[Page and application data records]
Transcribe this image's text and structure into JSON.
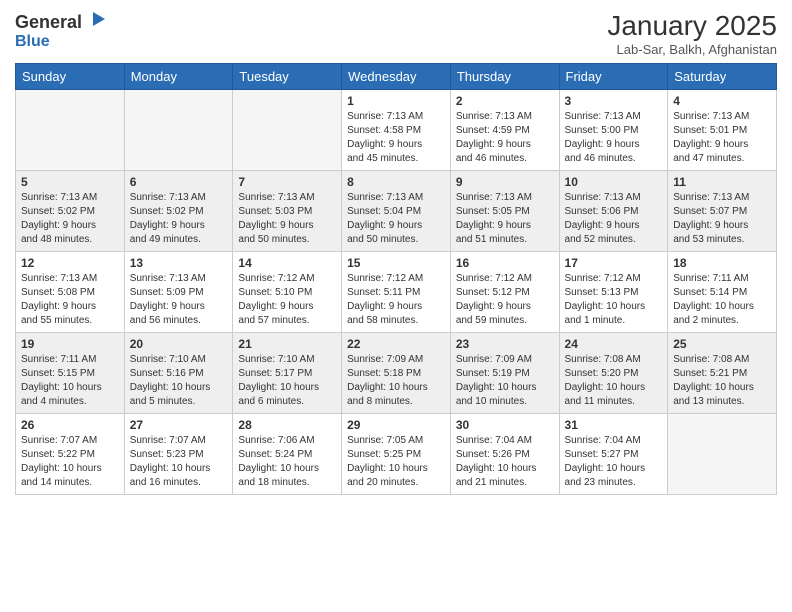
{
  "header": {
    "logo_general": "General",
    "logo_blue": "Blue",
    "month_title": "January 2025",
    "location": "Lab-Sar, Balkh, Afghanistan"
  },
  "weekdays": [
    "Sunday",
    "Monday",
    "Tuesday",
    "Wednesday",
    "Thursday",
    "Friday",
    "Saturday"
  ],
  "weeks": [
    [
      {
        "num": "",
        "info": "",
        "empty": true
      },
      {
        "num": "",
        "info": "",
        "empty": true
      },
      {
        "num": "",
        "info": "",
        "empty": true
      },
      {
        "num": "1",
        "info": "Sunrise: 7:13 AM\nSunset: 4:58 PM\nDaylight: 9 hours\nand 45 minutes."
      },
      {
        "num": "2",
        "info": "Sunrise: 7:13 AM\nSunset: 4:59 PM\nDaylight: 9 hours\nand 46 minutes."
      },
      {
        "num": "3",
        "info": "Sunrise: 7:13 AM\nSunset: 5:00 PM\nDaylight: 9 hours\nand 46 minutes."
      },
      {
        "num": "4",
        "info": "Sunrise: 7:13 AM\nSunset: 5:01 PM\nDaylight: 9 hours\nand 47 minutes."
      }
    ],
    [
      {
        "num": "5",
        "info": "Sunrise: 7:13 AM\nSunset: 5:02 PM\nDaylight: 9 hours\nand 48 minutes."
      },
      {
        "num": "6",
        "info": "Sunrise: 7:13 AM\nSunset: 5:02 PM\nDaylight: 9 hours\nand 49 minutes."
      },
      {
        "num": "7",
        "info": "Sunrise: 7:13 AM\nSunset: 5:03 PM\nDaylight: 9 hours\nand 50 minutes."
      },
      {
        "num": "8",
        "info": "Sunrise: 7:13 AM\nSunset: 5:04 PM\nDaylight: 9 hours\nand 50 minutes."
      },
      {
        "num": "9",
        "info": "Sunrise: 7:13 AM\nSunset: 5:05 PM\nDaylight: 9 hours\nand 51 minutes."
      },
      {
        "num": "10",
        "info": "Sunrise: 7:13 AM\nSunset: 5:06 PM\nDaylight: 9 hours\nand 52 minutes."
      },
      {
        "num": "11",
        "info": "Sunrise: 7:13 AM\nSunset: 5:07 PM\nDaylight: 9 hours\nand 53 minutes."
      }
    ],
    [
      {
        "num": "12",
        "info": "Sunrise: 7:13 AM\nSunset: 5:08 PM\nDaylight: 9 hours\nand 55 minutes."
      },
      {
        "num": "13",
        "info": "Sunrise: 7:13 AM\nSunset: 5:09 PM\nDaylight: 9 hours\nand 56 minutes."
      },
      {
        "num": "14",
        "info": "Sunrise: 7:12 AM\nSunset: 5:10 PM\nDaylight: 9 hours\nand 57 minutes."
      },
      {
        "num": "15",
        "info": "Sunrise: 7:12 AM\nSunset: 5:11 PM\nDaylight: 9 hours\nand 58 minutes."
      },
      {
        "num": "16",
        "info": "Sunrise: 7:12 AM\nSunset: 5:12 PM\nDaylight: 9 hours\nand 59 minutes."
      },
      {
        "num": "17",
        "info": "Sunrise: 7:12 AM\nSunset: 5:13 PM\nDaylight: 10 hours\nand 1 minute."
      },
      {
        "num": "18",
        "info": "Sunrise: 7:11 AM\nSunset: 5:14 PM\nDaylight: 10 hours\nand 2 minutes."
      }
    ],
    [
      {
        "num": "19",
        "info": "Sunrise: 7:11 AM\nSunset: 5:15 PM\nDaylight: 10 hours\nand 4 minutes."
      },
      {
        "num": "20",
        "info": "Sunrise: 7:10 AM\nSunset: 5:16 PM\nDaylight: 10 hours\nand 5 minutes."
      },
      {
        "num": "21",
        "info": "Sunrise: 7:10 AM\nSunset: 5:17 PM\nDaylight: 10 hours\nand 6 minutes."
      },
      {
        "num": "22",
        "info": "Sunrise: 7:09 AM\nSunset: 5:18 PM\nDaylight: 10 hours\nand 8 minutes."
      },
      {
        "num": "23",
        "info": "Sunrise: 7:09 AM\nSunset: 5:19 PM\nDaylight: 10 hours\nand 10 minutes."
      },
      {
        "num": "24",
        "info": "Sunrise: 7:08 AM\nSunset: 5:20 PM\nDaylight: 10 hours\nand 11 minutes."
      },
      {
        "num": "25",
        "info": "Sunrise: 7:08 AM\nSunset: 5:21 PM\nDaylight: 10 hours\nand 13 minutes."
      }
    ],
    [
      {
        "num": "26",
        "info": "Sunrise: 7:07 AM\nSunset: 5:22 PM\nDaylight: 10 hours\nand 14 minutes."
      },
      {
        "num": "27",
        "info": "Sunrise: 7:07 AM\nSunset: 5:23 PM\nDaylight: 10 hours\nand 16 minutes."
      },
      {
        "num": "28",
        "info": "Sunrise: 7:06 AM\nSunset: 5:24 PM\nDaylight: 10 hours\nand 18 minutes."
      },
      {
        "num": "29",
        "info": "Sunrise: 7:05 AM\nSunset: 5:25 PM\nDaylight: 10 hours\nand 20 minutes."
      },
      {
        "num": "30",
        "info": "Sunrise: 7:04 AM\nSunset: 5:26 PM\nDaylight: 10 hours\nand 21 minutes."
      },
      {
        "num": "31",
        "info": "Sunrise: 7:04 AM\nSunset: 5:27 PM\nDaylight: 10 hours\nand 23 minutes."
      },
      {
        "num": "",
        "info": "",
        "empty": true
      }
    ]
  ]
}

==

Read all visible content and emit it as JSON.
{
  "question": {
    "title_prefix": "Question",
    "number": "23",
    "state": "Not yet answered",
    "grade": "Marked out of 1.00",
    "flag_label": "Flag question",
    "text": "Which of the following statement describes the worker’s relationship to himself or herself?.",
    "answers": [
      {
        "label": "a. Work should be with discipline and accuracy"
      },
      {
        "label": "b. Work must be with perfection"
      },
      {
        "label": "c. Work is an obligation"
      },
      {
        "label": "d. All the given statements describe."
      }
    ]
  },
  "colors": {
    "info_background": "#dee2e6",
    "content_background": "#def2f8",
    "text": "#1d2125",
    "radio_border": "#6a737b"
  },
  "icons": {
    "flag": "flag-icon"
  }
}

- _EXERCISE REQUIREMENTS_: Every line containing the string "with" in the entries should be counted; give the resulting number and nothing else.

- _THE ANSWER_: 2